WHAT YOU SHOULD DO: Copy the data that follows exactly, and include none of its images.

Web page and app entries

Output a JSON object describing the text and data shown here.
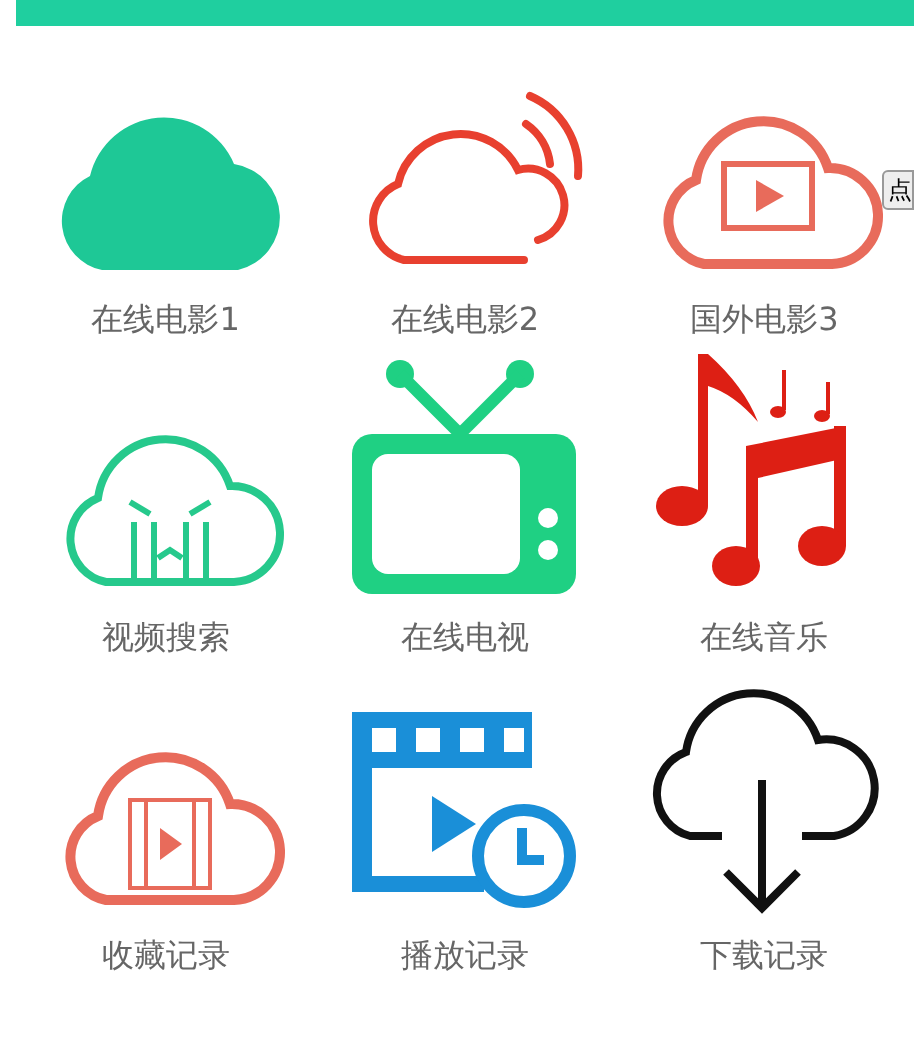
{
  "top_bar": {
    "color": "#1fcf9f"
  },
  "side_tab": {
    "label": "点"
  },
  "grid": [
    {
      "label": "在线电影1",
      "kind": "cloud-solid"
    },
    {
      "label": "在线电影2",
      "kind": "cloud-signal"
    },
    {
      "label": "国外电影3",
      "kind": "cloud-play"
    },
    {
      "label": "视频搜索",
      "kind": "cloud-crying"
    },
    {
      "label": "在线电视",
      "kind": "tv"
    },
    {
      "label": "在线音乐",
      "kind": "music"
    },
    {
      "label": "收藏记录",
      "kind": "cloud-film"
    },
    {
      "label": "播放记录",
      "kind": "video-clock"
    },
    {
      "label": "下载记录",
      "kind": "cloud-download"
    }
  ]
}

PROBLEM SOLUTION:
Output a JSON object describing the text and data shown here.
{
  "top_bar": {
    "color": "#1fcf9f"
  },
  "side_tab": {
    "label": "点"
  },
  "grid": [
    {
      "label": "在线电影1",
      "kind": "cloud-solid"
    },
    {
      "label": "在线电影2",
      "kind": "cloud-signal"
    },
    {
      "label": "国外电影3",
      "kind": "cloud-play"
    },
    {
      "label": "视频搜索",
      "kind": "cloud-crying"
    },
    {
      "label": "在线电视",
      "kind": "tv"
    },
    {
      "label": "在线音乐",
      "kind": "music"
    },
    {
      "label": "收藏记录",
      "kind": "cloud-film"
    },
    {
      "label": "播放记录",
      "kind": "video-clock"
    },
    {
      "label": "下载记录",
      "kind": "cloud-download"
    }
  ]
}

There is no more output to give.